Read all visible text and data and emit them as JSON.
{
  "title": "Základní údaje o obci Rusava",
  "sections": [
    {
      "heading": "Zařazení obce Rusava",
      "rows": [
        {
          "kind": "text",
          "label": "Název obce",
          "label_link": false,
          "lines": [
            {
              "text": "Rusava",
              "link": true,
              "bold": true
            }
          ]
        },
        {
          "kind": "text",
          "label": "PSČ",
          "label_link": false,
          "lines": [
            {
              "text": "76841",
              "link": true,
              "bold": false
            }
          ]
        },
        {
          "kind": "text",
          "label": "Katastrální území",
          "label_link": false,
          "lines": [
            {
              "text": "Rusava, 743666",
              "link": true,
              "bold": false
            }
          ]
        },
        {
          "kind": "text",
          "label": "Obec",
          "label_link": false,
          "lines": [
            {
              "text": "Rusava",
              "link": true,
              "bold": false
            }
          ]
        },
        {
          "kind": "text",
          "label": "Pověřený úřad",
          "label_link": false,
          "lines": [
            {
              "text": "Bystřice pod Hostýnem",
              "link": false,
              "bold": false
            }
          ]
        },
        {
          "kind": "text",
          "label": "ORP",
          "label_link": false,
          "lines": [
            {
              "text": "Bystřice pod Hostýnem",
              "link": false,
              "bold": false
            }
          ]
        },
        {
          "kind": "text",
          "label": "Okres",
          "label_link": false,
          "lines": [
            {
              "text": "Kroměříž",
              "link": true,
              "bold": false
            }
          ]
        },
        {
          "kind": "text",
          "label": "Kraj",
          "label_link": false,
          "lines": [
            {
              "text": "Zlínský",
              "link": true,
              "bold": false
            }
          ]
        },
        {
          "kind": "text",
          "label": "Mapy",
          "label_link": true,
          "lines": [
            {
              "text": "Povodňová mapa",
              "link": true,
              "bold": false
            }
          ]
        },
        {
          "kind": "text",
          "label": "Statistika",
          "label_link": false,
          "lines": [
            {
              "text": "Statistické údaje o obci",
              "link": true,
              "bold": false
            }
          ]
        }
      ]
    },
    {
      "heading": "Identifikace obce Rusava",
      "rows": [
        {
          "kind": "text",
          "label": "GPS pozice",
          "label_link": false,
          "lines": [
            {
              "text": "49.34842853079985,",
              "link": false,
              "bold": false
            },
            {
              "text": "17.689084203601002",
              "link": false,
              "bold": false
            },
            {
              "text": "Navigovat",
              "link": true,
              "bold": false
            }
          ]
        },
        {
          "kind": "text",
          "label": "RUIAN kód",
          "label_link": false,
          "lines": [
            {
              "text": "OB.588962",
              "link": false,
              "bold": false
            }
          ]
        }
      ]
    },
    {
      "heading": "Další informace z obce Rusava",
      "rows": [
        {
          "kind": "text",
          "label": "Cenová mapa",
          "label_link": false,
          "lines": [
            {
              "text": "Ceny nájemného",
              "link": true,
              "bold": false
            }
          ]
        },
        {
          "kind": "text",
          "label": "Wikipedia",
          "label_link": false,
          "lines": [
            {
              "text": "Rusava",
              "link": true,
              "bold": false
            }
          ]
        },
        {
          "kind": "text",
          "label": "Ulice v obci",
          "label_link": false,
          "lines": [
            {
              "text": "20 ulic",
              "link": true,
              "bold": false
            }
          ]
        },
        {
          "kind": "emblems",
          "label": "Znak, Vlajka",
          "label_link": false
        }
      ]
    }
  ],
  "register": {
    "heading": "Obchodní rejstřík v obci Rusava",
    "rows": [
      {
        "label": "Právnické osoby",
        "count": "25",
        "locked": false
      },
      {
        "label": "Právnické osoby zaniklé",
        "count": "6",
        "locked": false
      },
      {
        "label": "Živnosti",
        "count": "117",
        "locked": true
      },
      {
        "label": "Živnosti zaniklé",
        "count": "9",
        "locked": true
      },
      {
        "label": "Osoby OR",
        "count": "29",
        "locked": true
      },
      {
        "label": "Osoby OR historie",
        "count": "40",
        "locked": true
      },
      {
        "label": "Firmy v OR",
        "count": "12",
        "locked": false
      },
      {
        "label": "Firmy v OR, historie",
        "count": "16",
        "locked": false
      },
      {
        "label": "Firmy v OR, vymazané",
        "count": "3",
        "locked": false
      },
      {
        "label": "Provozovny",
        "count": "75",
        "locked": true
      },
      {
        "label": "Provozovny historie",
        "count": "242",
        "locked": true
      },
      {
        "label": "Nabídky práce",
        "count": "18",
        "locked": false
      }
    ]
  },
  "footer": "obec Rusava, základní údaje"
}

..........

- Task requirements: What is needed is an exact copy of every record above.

- Output:
Read all visible text and data and emit them as JSON.
{
  "title": "Základní údaje o obci Rusava",
  "sections": [
    {
      "heading": "Zařazení obce Rusava",
      "rows": [
        {
          "kind": "text",
          "label": "Název obce",
          "label_link": false,
          "lines": [
            {
              "text": "Rusava",
              "link": true,
              "bold": true
            }
          ]
        },
        {
          "kind": "text",
          "label": "PSČ",
          "label_link": false,
          "lines": [
            {
              "text": "76841",
              "link": true,
              "bold": false
            }
          ]
        },
        {
          "kind": "text",
          "label": "Katastrální území",
          "label_link": false,
          "lines": [
            {
              "text": "Rusava, 743666",
              "link": true,
              "bold": false
            }
          ]
        },
        {
          "kind": "text",
          "label": "Obec",
          "label_link": false,
          "lines": [
            {
              "text": "Rusava",
              "link": true,
              "bold": false
            }
          ]
        },
        {
          "kind": "text",
          "label": "Pověřený úřad",
          "label_link": false,
          "lines": [
            {
              "text": "Bystřice pod Hostýnem",
              "link": false,
              "bold": false
            }
          ]
        },
        {
          "kind": "text",
          "label": "ORP",
          "label_link": false,
          "lines": [
            {
              "text": "Bystřice pod Hostýnem",
              "link": false,
              "bold": false
            }
          ]
        },
        {
          "kind": "text",
          "label": "Okres",
          "label_link": false,
          "lines": [
            {
              "text": "Kroměříž",
              "link": true,
              "bold": false
            }
          ]
        },
        {
          "kind": "text",
          "label": "Kraj",
          "label_link": false,
          "lines": [
            {
              "text": "Zlínský",
              "link": true,
              "bold": false
            }
          ]
        },
        {
          "kind": "text",
          "label": "Mapy",
          "label_link": true,
          "lines": [
            {
              "text": "Povodňová mapa",
              "link": true,
              "bold": false
            }
          ]
        },
        {
          "kind": "text",
          "label": "Statistika",
          "label_link": false,
          "lines": [
            {
              "text": "Statistické údaje o obci",
              "link": true,
              "bold": false
            }
          ]
        }
      ]
    },
    {
      "heading": "Identifikace obce Rusava",
      "rows": [
        {
          "kind": "text",
          "label": "GPS pozice",
          "label_link": false,
          "lines": [
            {
              "text": "49.34842853079985,",
              "link": false,
              "bold": false
            },
            {
              "text": "17.689084203601002",
              "link": false,
              "bold": false
            },
            {
              "text": "Navigovat",
              "link": true,
              "bold": false
            }
          ]
        },
        {
          "kind": "text",
          "label": "RUIAN kód",
          "label_link": false,
          "lines": [
            {
              "text": "OB.588962",
              "link": false,
              "bold": false
            }
          ]
        }
      ]
    },
    {
      "heading": "Další informace z obce Rusava",
      "rows": [
        {
          "kind": "text",
          "label": "Cenová mapa",
          "label_link": false,
          "lines": [
            {
              "text": "Ceny nájemného",
              "link": true,
              "bold": false
            }
          ]
        },
        {
          "kind": "text",
          "label": "Wikipedia",
          "label_link": false,
          "lines": [
            {
              "text": "Rusava",
              "link": true,
              "bold": false
            }
          ]
        },
        {
          "kind": "text",
          "label": "Ulice v obci",
          "label_link": false,
          "lines": [
            {
              "text": "20 ulic",
              "link": true,
              "bold": false
            }
          ]
        },
        {
          "kind": "emblems",
          "label": "Znak, Vlajka",
          "label_link": false
        }
      ]
    }
  ],
  "register": {
    "heading": "Obchodní rejstřík v obci Rusava",
    "rows": [
      {
        "label": "Právnické osoby",
        "count": "25",
        "locked": false
      },
      {
        "label": "Právnické osoby zaniklé",
        "count": "6",
        "locked": false
      },
      {
        "label": "Živnosti",
        "count": "117",
        "locked": true
      },
      {
        "label": "Živnosti zaniklé",
        "count": "9",
        "locked": true
      },
      {
        "label": "Osoby OR",
        "count": "29",
        "locked": true
      },
      {
        "label": "Osoby OR historie",
        "count": "40",
        "locked": true
      },
      {
        "label": "Firmy v OR",
        "count": "12",
        "locked": false
      },
      {
        "label": "Firmy v OR, historie",
        "count": "16",
        "locked": false
      },
      {
        "label": "Firmy v OR, vymazané",
        "count": "3",
        "locked": false
      },
      {
        "label": "Provozovny",
        "count": "75",
        "locked": true
      },
      {
        "label": "Provozovny historie",
        "count": "242",
        "locked": true
      },
      {
        "label": "Nabídky práce",
        "count": "18",
        "locked": false
      }
    ]
  },
  "footer": "obec Rusava, základní údaje"
}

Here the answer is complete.